(Donald Miralle/Getty Images)
As my customary regiment at a Super Bowl, I tried to weasel my way into the winning locker room, which is always a crap-shoot but an endeavor which I’ve had success with in the past. As I followed the Coach Peyton and Lombardi trophy into the Saints locker room, I got to the door where security guards would either let you pass unnoticed or grab you by the collar and say beat it. I’m not sure if it’s because I’m a short 5’7”, say the right thing at the right time, or just keep my head down and look like I belong, but we again strolled right past security with the trophy, and found ourselves in the locker-room again. My runner/helper John Salmon, who did an unbelievable shadowing me the entire night, couldn’t believe we were in. About 10 minutes into it, one of the Saint PR guys told us that we probably had to leave, and after pleading my case to him for about 5 minutes he didn’t seem like he was going to change his mind.

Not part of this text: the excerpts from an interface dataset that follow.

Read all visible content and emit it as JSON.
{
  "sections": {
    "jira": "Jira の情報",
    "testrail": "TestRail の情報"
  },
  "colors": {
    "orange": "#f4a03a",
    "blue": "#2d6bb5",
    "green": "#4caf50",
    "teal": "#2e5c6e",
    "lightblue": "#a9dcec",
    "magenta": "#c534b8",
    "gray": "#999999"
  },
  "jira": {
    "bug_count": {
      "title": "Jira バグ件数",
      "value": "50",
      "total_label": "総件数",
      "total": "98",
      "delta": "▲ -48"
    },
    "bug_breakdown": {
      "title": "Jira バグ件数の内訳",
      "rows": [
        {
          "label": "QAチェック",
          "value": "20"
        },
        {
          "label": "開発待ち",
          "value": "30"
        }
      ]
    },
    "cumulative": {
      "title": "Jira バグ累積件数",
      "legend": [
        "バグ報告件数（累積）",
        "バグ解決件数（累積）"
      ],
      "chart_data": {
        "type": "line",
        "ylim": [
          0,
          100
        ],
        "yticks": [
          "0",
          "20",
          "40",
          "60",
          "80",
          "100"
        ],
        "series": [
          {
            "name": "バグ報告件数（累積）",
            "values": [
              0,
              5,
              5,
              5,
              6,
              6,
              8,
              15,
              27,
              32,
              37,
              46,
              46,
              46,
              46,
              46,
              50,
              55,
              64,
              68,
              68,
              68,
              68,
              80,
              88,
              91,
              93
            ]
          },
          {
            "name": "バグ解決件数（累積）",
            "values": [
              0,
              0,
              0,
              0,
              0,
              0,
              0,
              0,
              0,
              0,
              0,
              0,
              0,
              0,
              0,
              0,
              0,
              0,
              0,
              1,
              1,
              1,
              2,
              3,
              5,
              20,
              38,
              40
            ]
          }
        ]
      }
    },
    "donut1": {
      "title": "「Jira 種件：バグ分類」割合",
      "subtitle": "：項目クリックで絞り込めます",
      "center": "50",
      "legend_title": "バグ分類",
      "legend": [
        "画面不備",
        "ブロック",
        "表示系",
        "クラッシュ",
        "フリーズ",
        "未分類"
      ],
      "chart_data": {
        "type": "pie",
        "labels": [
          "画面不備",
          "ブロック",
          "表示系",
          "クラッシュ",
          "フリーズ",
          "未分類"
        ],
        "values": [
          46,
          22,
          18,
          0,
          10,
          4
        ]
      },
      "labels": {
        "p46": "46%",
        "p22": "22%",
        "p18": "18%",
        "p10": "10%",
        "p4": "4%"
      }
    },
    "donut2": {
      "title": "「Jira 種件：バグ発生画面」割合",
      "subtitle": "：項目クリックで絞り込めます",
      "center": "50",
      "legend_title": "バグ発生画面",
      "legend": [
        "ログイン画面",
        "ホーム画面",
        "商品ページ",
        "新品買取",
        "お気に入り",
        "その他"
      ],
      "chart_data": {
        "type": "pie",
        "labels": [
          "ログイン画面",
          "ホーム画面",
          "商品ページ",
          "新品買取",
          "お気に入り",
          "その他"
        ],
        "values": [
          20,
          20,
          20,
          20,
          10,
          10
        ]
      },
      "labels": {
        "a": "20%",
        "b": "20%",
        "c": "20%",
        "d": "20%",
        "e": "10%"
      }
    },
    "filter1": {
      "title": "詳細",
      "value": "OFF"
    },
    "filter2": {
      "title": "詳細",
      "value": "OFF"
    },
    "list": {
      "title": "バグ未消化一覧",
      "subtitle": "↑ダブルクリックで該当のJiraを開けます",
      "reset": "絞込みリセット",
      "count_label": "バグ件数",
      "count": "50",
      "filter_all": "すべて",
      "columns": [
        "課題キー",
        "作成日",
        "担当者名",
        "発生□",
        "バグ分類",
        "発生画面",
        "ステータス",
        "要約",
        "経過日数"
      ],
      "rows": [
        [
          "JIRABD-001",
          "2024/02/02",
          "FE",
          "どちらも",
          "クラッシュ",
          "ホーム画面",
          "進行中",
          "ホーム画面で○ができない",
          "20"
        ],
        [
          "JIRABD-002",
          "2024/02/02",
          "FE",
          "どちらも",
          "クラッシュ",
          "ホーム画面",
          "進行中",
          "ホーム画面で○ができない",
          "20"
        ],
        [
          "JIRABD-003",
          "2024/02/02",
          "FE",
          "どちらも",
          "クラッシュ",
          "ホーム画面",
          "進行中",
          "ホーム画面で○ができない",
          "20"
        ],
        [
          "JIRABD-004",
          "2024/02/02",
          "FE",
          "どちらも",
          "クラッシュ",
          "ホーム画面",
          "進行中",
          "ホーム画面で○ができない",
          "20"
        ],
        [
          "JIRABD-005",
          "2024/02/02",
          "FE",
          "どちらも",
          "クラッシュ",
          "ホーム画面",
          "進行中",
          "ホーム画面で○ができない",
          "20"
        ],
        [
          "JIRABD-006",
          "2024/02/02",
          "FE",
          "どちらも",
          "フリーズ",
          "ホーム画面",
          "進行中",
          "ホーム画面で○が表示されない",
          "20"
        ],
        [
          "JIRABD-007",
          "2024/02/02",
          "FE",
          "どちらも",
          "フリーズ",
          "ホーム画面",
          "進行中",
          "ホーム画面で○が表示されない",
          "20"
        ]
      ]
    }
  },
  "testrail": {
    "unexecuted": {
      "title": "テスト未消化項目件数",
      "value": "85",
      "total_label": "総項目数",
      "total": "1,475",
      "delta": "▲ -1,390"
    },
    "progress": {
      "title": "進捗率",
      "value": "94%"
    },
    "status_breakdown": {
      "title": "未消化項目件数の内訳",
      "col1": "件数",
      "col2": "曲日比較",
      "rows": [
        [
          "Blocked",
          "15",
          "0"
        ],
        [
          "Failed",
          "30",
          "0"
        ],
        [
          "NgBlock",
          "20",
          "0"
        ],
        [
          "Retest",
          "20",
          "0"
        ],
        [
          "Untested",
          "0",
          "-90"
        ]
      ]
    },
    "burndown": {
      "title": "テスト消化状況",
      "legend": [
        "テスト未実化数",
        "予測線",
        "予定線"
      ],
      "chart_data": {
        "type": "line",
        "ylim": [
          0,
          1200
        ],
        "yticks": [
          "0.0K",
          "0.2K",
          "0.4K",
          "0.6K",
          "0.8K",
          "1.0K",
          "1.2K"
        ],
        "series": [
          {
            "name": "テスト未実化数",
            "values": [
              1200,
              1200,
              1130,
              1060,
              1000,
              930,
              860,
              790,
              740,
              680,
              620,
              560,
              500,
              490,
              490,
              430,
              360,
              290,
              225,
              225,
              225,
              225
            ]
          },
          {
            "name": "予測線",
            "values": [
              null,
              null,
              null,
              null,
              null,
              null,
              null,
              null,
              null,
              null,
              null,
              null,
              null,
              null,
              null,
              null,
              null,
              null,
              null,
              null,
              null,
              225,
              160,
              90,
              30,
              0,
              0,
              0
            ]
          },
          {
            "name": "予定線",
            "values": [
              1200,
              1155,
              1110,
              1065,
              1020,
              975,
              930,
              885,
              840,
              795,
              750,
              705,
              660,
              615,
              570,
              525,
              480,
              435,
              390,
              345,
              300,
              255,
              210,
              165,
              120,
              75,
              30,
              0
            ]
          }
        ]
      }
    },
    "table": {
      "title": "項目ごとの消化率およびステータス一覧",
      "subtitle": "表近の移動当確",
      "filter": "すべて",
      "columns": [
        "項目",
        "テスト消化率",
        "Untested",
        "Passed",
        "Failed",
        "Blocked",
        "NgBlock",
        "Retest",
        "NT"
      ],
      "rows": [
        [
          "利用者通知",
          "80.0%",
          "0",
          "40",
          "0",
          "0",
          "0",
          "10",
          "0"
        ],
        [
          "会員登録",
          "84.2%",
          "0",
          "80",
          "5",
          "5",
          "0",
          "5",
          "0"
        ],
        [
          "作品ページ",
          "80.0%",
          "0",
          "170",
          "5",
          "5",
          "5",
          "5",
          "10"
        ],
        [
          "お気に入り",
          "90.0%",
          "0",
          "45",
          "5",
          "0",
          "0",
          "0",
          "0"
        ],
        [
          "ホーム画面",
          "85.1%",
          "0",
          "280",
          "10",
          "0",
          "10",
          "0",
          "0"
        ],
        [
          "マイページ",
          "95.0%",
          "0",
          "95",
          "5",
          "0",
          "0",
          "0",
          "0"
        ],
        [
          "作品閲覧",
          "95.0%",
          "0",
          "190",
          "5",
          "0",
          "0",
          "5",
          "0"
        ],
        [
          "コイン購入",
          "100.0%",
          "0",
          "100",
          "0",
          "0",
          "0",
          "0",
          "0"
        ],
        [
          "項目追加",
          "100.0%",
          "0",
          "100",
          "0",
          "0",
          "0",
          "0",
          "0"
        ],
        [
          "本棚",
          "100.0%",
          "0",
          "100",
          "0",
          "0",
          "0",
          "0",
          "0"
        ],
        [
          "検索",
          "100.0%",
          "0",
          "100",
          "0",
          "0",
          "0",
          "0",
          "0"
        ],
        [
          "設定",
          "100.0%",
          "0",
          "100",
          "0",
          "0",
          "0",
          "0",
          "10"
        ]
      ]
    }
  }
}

But he softened his grip after the gracious team photographer Michael C. Hebert said it was cool that I was in there, and he saw me chatting with starting Linebacker and all-around good guy Scott Fujita (whom I’ve kept in contact with after shooting him in New York last summer for the NFL Players Ad Campaign). Being in there with the players was such a special moment that most of the time I watched and soaked in the scene, only shooting sparingly
as not to take away from it. This is why I love shooting football and I love the Super Bowl.
Scott Fujita #55 of the New Orleans Saints and family celebrate
(Donald Miralle/Getty Images)
After about 8 hours of running around with cameras on shoulders, I caught the last media bus back to the media center, had a drink with the crew at Irish Pub across the street from my hotel, and went back to the hotel and packed my bags. By the time I was done with that it was about 4:30am and only had a couple hours until my flight. I jumped in the cab to the Fort Lauderdale Airport and fell asleep for a about 15 minutes.
The cabby with an undecipherable accent woke me up when we arrived at F.L.A.and asked “What airline are you on man?”
To which I answered, “United…”
“United doesn’t fly out of Fort Lauderdale” he replied.
I checked my itinerary in my bag and said, “Oh shit, my flight is out of Miami!!!”
“No worries man, we’ll get you there in time…”
30 minutes later with a large fare on the meter we were there. I whisked through the Premier Executive lines, which was a huge time saver, and jumped in my bulkhead window seat. In about 8 hours after a connection I would be home in beautiful San Diego, would have about 24 hours to unpack and repack the bags, hang out with the family and head back to the airport to leave for the Vancouver Olympics for three weeks. Aahhh, the joys of being a sports photographer…